The difference between the two would probably be national pride and that the World Cup is such a big event that the whole world takes part in.
When you played for Australia in South Africa you became not only the first Hull City player to ever play in a World Cup but also the first ever Western Australian I believe. What was it like for you, personally, as a player, and as a representative of your country, to play against Germany and Serbia? In the end was it tough going out on goal difference?
It was a very proud moment, and one I will never forget, it’s such a great honour to represent your country. It was unfortunate that we didn’t get through as four years earlier on the same amount of points we progressed.
What do you feel about tactics? Are they over-valued over players?
They go hand in hand.
In my opinion good tactics with average players can be just as effective as bad tactics with good players. The difference being you might get away with bad tactics occasionally with great players.
Agents always come in for bad publicity. Are they actually needed or are they an essential part of the game?
I think they are essential. As always you only hear about the bad, so the good agents get stuck with the tag also.
At 29, you have a good number of years ahead of you in the game. Do you ever think of life after football? What interests you? Is this something most players don’t like to think about until it happens, in case they take their eye off the game? (i.e like a boxer thinking about defeat)
It’s something that’s in the back of your mind, but for me I feel like I want to give all my attention and effort in to my playing. Personally I would like to coach or manage when I finish.
Some professionals actually grow to hate the sport when it becomes a job, because it can be monotonous combined with a Spartan lifestyle. Do you still love playing?
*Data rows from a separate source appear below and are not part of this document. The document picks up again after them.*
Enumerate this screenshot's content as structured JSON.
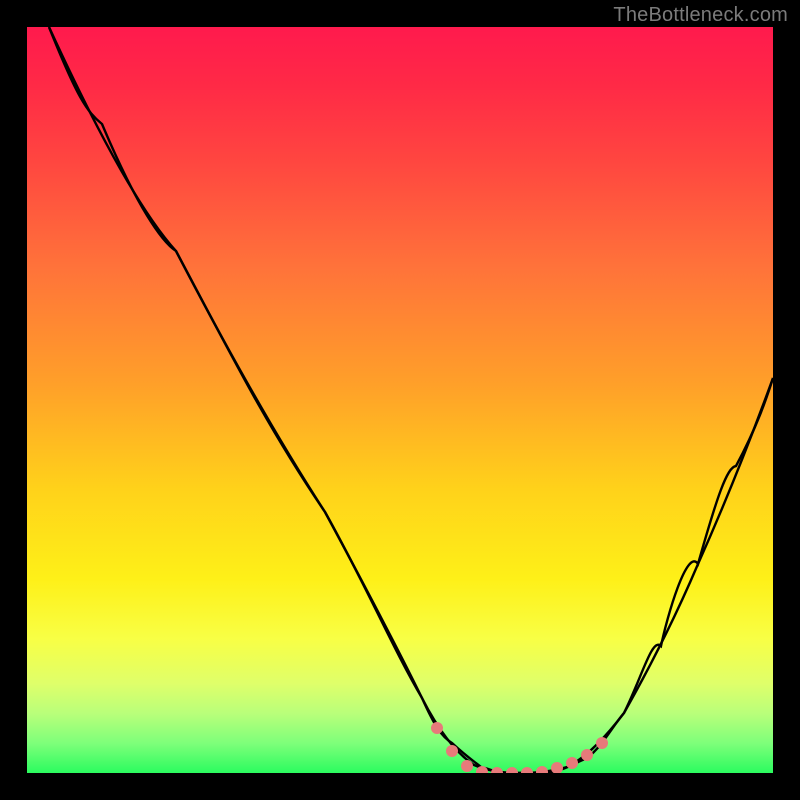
{
  "attribution": "TheBottleneck.com",
  "colors": {
    "frame": "#000000",
    "curve": "#000000",
    "markers": "#E77A7A",
    "gradient_top": "#ff1a4d",
    "gradient_bottom": "#2bfb5f"
  },
  "chart_data": {
    "type": "line",
    "title": "",
    "xlabel": "",
    "ylabel": "",
    "xlim": [
      0,
      100
    ],
    "ylim": [
      0,
      100
    ],
    "axes_visible": false,
    "grid": false,
    "series": [
      {
        "name": "bottleneck-curve",
        "x": [
          3,
          10,
          20,
          30,
          40,
          48,
          53,
          57,
          60,
          63,
          66,
          70,
          75,
          80,
          85,
          90,
          95,
          100
        ],
        "y": [
          100,
          87,
          70,
          52,
          35,
          20,
          10,
          4,
          1,
          0,
          0,
          0,
          2,
          8,
          17,
          28,
          40,
          53
        ]
      }
    ],
    "markers": {
      "name": "highlight-dots",
      "color": "#E77A7A",
      "x": [
        55,
        57,
        59,
        61,
        63,
        65,
        67,
        69,
        71,
        73,
        75,
        77
      ],
      "y": [
        6,
        3,
        1,
        0,
        0,
        0,
        0,
        0,
        1,
        1,
        2,
        4
      ]
    }
  }
}
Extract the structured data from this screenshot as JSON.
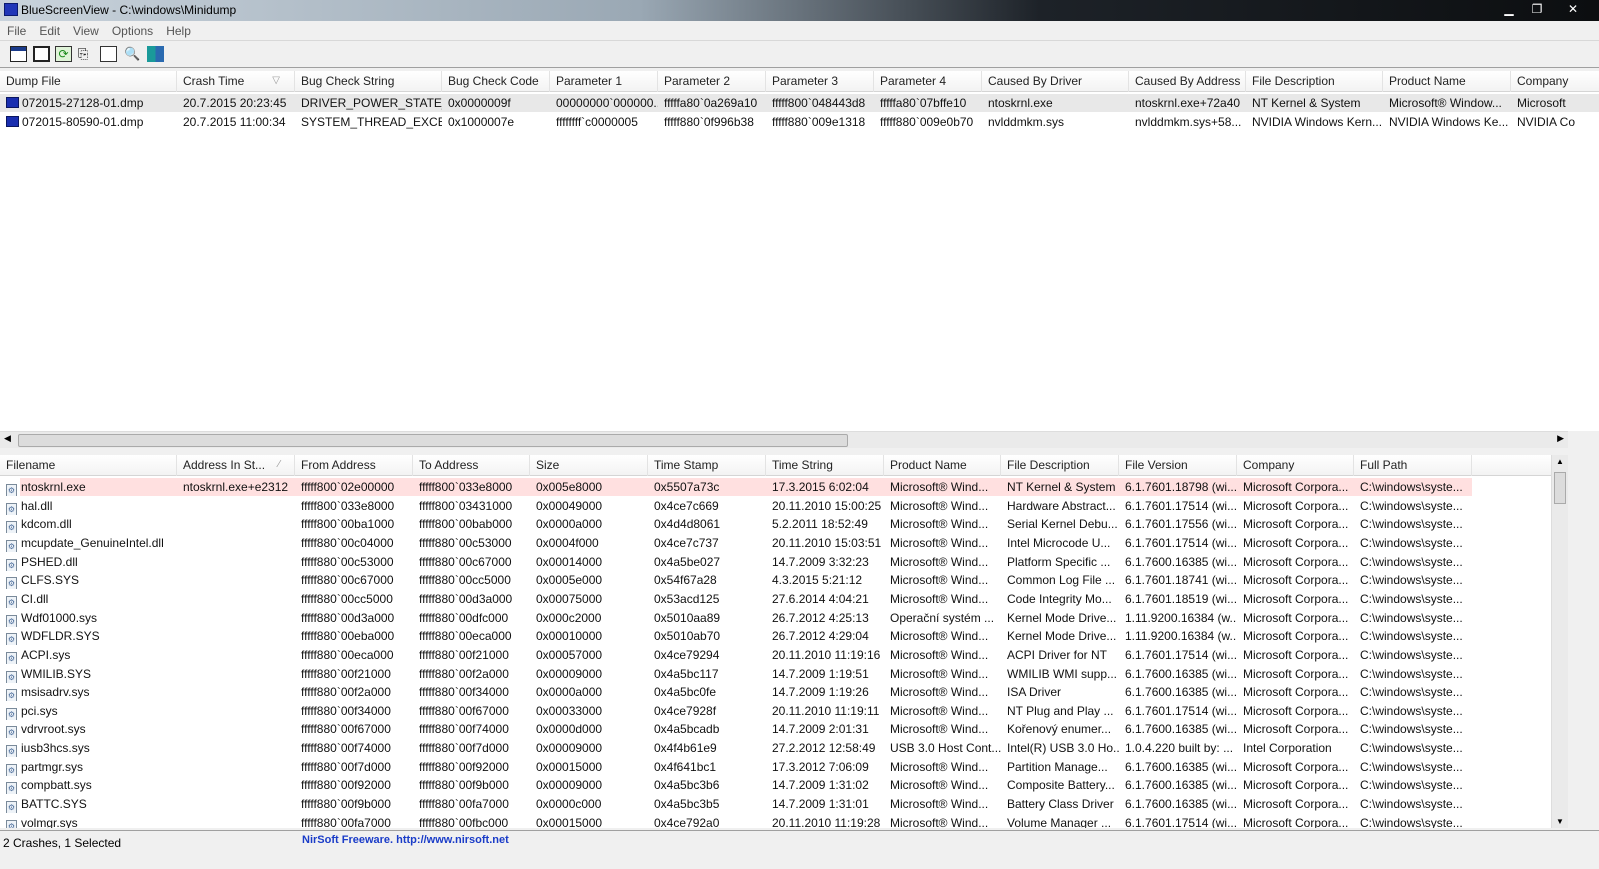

I do still love playing, but there have been times when I haven’t liked it so much.
For me the older I get, the more I love it.
When I was in my teens it sometimes felt like a job, and that was hard to deal with because you can lose your passion for it and that reflects in your performance.
Footballers have extremely short careers so do you think players owe it to themselves to play at the highest level possible or to make the most money possible? Does it go hand in hand or does there have to be a compromise?
It’s a fine balance and it can go hand in hand if you are a playing in a top league in Europe.
People only hear about the guys at the top earning millions and don’t hear much about guys in the lower leagues…
Sometimes you have to do what is in the best interest for you and your family.
What goals to you still have in mind? The Asian Football Championships in Australia in 2015? Brazil 2014? A coaching career?
I definitely want to play in the next World Cup and the Asian Champs.
Eventually when I retire from playing I would love the opportunity to coach. I feel like it would be something I would really enjoy.
Would you ever consider playing in the A-League?
Playing in Australia in front of friends and family would be fantastic.
So yes, I would love to go home and play at some stage.
Best of luck Richard, hope the injury heals well and you’re back playing soon.
You can follow Richard Garcia on Twitter – @RichGarcia19